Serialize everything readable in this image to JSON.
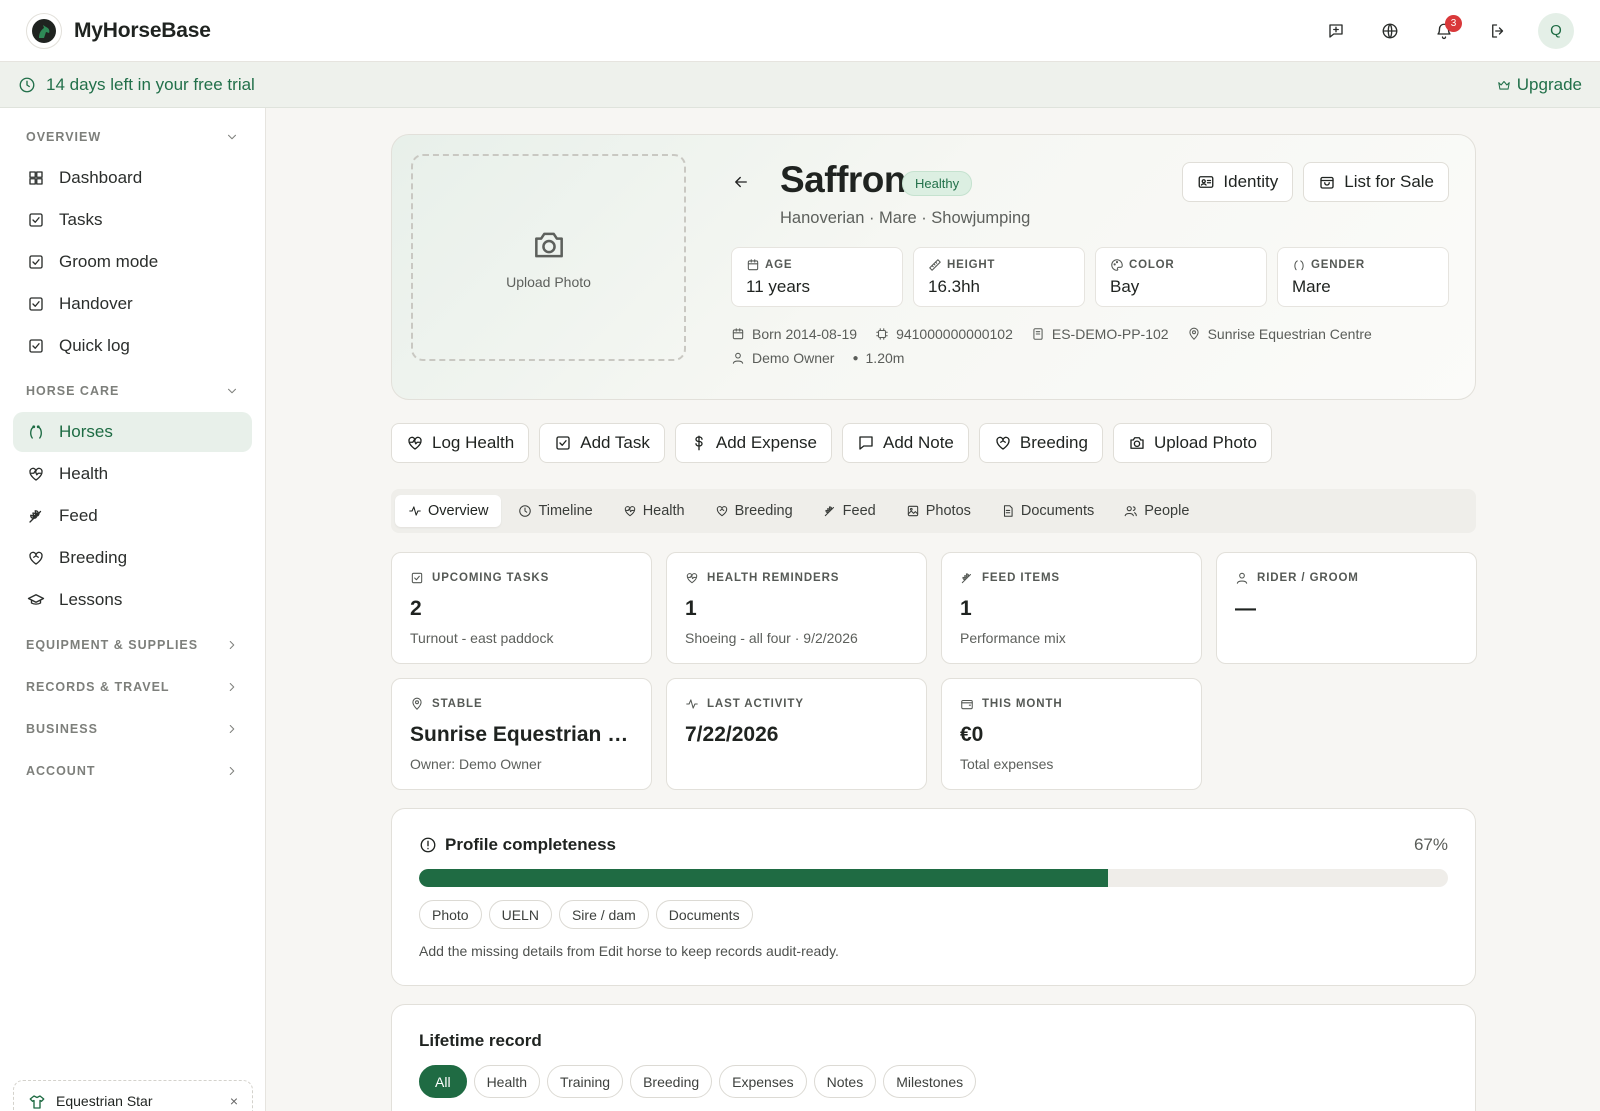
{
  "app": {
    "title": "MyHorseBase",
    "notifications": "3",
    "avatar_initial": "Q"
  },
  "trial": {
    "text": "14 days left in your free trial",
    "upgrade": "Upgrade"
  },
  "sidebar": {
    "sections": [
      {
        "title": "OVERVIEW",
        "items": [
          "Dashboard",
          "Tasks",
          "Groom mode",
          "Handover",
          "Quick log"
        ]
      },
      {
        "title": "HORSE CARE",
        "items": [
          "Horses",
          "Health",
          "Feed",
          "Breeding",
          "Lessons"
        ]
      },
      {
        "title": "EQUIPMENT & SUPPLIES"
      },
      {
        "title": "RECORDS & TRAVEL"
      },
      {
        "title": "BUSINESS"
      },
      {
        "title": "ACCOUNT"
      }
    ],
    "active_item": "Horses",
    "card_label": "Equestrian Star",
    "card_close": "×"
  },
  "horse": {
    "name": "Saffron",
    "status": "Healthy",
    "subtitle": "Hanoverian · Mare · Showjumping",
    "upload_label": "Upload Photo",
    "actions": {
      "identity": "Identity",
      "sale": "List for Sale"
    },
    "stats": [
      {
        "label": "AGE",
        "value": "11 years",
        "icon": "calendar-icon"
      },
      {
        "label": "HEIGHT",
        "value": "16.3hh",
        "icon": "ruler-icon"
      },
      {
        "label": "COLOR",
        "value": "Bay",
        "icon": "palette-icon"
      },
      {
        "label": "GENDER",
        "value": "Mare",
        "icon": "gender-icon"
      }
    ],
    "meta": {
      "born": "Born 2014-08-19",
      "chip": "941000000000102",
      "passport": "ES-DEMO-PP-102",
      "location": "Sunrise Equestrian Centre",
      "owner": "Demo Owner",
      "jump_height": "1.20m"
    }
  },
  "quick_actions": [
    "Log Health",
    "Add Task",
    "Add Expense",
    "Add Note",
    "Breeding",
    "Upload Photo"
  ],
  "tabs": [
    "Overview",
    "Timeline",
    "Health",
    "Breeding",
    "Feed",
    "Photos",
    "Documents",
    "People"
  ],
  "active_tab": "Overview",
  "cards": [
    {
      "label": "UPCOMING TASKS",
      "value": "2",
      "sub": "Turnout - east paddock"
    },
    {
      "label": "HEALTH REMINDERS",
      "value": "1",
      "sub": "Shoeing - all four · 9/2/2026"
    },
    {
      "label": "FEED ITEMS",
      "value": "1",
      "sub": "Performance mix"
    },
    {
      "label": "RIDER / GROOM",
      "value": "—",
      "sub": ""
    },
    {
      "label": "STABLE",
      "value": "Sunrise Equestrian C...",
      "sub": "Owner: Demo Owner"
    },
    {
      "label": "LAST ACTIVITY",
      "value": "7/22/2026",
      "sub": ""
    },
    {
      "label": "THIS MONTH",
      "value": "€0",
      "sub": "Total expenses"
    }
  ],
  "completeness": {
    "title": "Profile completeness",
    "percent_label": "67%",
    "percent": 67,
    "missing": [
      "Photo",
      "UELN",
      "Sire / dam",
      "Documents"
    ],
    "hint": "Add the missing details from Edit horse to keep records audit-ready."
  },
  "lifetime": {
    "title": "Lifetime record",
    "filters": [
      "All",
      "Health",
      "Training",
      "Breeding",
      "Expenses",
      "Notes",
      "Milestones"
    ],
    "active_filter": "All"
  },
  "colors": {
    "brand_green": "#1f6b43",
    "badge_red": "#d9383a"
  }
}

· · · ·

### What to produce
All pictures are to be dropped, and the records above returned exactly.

### Answer section
Serialize everything readable in this image to JSON.
{
  "app": {
    "title": "MyHorseBase",
    "notifications": "3",
    "avatar_initial": "Q"
  },
  "trial": {
    "text": "14 days left in your free trial",
    "upgrade": "Upgrade"
  },
  "sidebar": {
    "sections": [
      {
        "title": "OVERVIEW",
        "items": [
          "Dashboard",
          "Tasks",
          "Groom mode",
          "Handover",
          "Quick log"
        ]
      },
      {
        "title": "HORSE CARE",
        "items": [
          "Horses",
          "Health",
          "Feed",
          "Breeding",
          "Lessons"
        ]
      },
      {
        "title": "EQUIPMENT & SUPPLIES"
      },
      {
        "title": "RECORDS & TRAVEL"
      },
      {
        "title": "BUSINESS"
      },
      {
        "title": "ACCOUNT"
      }
    ],
    "active_item": "Horses",
    "card_label": "Equestrian Star",
    "card_close": "×"
  },
  "horse": {
    "name": "Saffron",
    "status": "Healthy",
    "subtitle": "Hanoverian · Mare · Showjumping",
    "upload_label": "Upload Photo",
    "actions": {
      "identity": "Identity",
      "sale": "List for Sale"
    },
    "stats": [
      {
        "label": "AGE",
        "value": "11 years",
        "icon": "calendar-icon"
      },
      {
        "label": "HEIGHT",
        "value": "16.3hh",
        "icon": "ruler-icon"
      },
      {
        "label": "COLOR",
        "value": "Bay",
        "icon": "palette-icon"
      },
      {
        "label": "GENDER",
        "value": "Mare",
        "icon": "gender-icon"
      }
    ],
    "meta": {
      "born": "Born 2014-08-19",
      "chip": "941000000000102",
      "passport": "ES-DEMO-PP-102",
      "location": "Sunrise Equestrian Centre",
      "owner": "Demo Owner",
      "jump_height": "1.20m"
    }
  },
  "quick_actions": [
    "Log Health",
    "Add Task",
    "Add Expense",
    "Add Note",
    "Breeding",
    "Upload Photo"
  ],
  "tabs": [
    "Overview",
    "Timeline",
    "Health",
    "Breeding",
    "Feed",
    "Photos",
    "Documents",
    "People"
  ],
  "active_tab": "Overview",
  "cards": [
    {
      "label": "UPCOMING TASKS",
      "value": "2",
      "sub": "Turnout - east paddock"
    },
    {
      "label": "HEALTH REMINDERS",
      "value": "1",
      "sub": "Shoeing - all four · 9/2/2026"
    },
    {
      "label": "FEED ITEMS",
      "value": "1",
      "sub": "Performance mix"
    },
    {
      "label": "RIDER / GROOM",
      "value": "—",
      "sub": ""
    },
    {
      "label": "STABLE",
      "value": "Sunrise Equestrian C...",
      "sub": "Owner: Demo Owner"
    },
    {
      "label": "LAST ACTIVITY",
      "value": "7/22/2026",
      "sub": ""
    },
    {
      "label": "THIS MONTH",
      "value": "€0",
      "sub": "Total expenses"
    }
  ],
  "completeness": {
    "title": "Profile completeness",
    "percent_label": "67%",
    "percent": 67,
    "missing": [
      "Photo",
      "UELN",
      "Sire / dam",
      "Documents"
    ],
    "hint": "Add the missing details from Edit horse to keep records audit-ready."
  },
  "lifetime": {
    "title": "Lifetime record",
    "filters": [
      "All",
      "Health",
      "Training",
      "Breeding",
      "Expenses",
      "Notes",
      "Milestones"
    ],
    "active_filter": "All"
  },
  "colors": {
    "brand_green": "#1f6b43",
    "badge_red": "#d9383a"
  }
}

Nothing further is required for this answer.